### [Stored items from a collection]

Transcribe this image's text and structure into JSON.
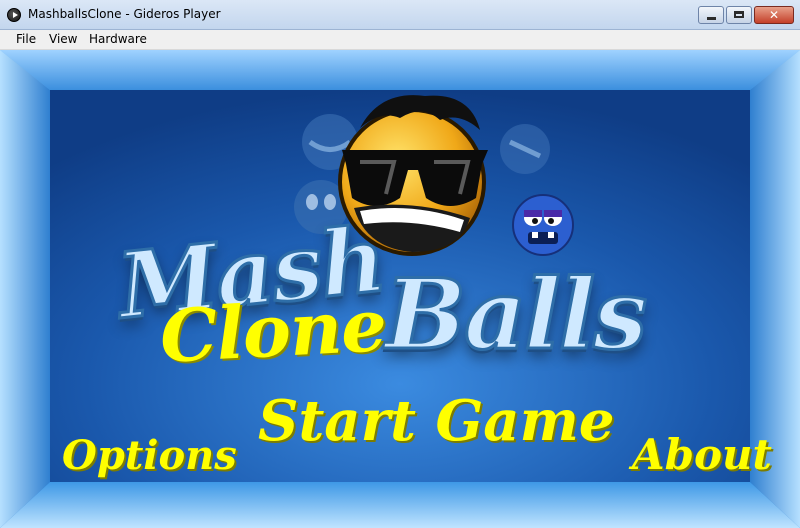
{
  "window": {
    "title": "MashballsClone - Gideros Player",
    "minimize_label": "",
    "maximize_label": "",
    "close_label": "✕"
  },
  "menu": {
    "file": "File",
    "view": "View",
    "hardware": "Hardware"
  },
  "game": {
    "logo_word_1": "Mash",
    "logo_word_2": "Balls",
    "logo_subtitle": "Clone",
    "start_label": "Start Game",
    "options_label": "Options",
    "about_label": "About"
  },
  "icons": [
    "app-play-icon",
    "minimize-icon",
    "maximize-icon",
    "close-icon",
    "sunglasses-ball-mascot",
    "blue-ball-character"
  ],
  "colors": {
    "menu_text": "#ffff00",
    "logo_fill": "#cfe9ff",
    "background_top": "#6eb6f0",
    "background_bottom": "#1b76cf",
    "inner_panel": "#1d5fb3"
  }
}
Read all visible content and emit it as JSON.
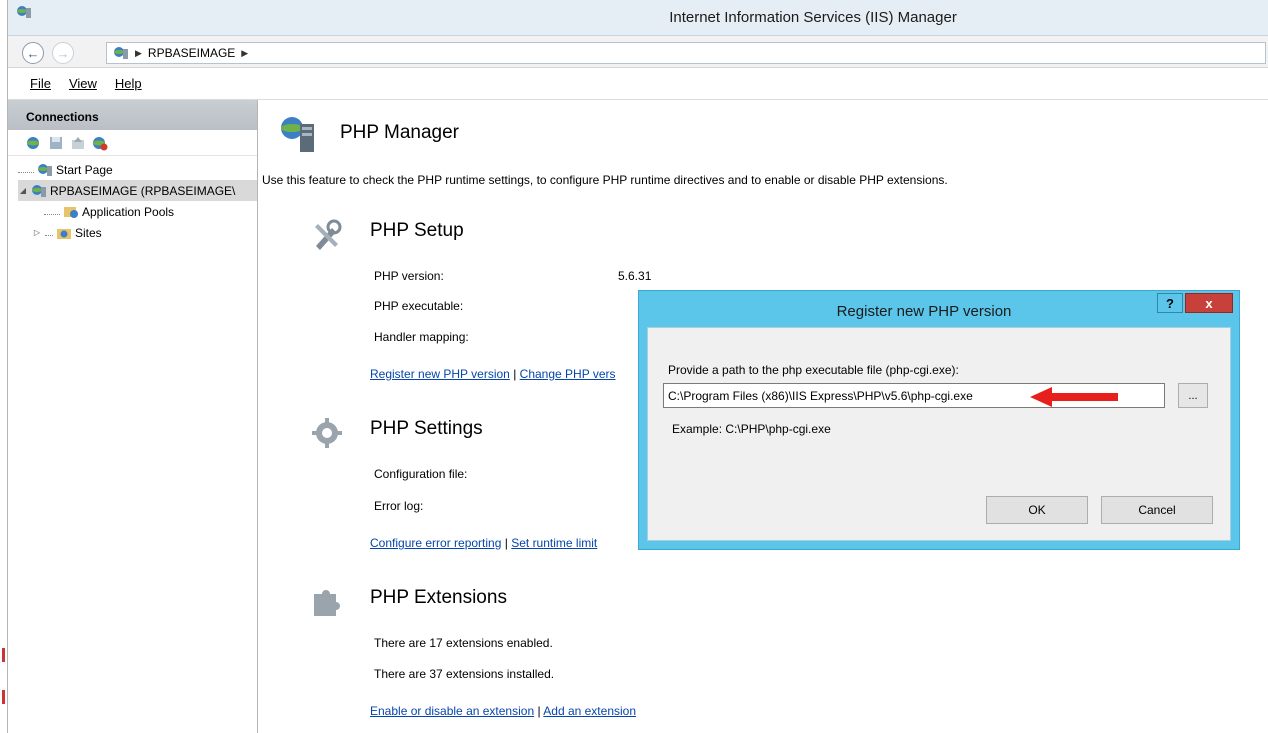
{
  "window": {
    "title": "Internet Information Services (IIS) Manager",
    "app_icon": "iis-manager-icon"
  },
  "address_bar": {
    "back_icon": "back-arrow-icon",
    "forward_icon": "forward-arrow-icon",
    "breadcrumb": [
      "RPBASEIMAGE"
    ]
  },
  "menu": {
    "items": [
      "File",
      "View",
      "Help"
    ]
  },
  "connections": {
    "header": "Connections",
    "toolbar_icons": [
      "connect-icon",
      "save-icon",
      "up-icon",
      "disconnect-icon"
    ],
    "tree": [
      {
        "label": "Start Page",
        "icon": "start-page-icon"
      },
      {
        "label": "RPBASEIMAGE (RPBASEIMAGE\\",
        "icon": "server-icon"
      },
      {
        "label": "Application Pools",
        "icon": "app-pools-icon"
      },
      {
        "label": "Sites",
        "icon": "sites-folder-icon"
      }
    ]
  },
  "main": {
    "title": "PHP Manager",
    "description": "Use this feature to check the PHP runtime settings, to configure PHP runtime directives and to enable or disable PHP extensions.",
    "setup": {
      "title": "PHP Setup",
      "version_label": "PHP version:",
      "version_value": "5.6.31",
      "executable_label": "PHP executable:",
      "handler_label": "Handler mapping:",
      "link1": "Register new PHP version",
      "separator": "|",
      "link2": "Change PHP vers"
    },
    "settings": {
      "title": "PHP Settings",
      "config_label": "Configuration file:",
      "errorlog_label": "Error log:",
      "link1": "Configure error reporting",
      "link2": "Set runtime limit"
    },
    "extensions": {
      "title": "PHP Extensions",
      "enabled_text": "There are 17 extensions enabled.",
      "installed_text": "There are 37 extensions installed.",
      "link1": "Enable or disable an extension",
      "link2": "Add an extension"
    }
  },
  "dialog": {
    "title": "Register new PHP version",
    "help_label": "?",
    "close_label": "x",
    "prompt": "Provide a path to the php executable file (php-cgi.exe):",
    "path_value": "C:\\Program Files (x86)\\IIS Express\\PHP\\v5.6\\php-cgi.exe",
    "browse_label": "...",
    "example": "Example: C:\\PHP\\php-cgi.exe",
    "ok_label": "OK",
    "cancel_label": "Cancel"
  },
  "colors": {
    "dialog_frame": "#5bc6ea",
    "close_button": "#c7403a",
    "link": "#0645ad",
    "annotation_arrow": "#e8201c"
  }
}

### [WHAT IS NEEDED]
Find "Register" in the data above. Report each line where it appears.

### [RESPONSE AREA]
      "link1": "Register new PHP version",
    "title": "Register new PHP version",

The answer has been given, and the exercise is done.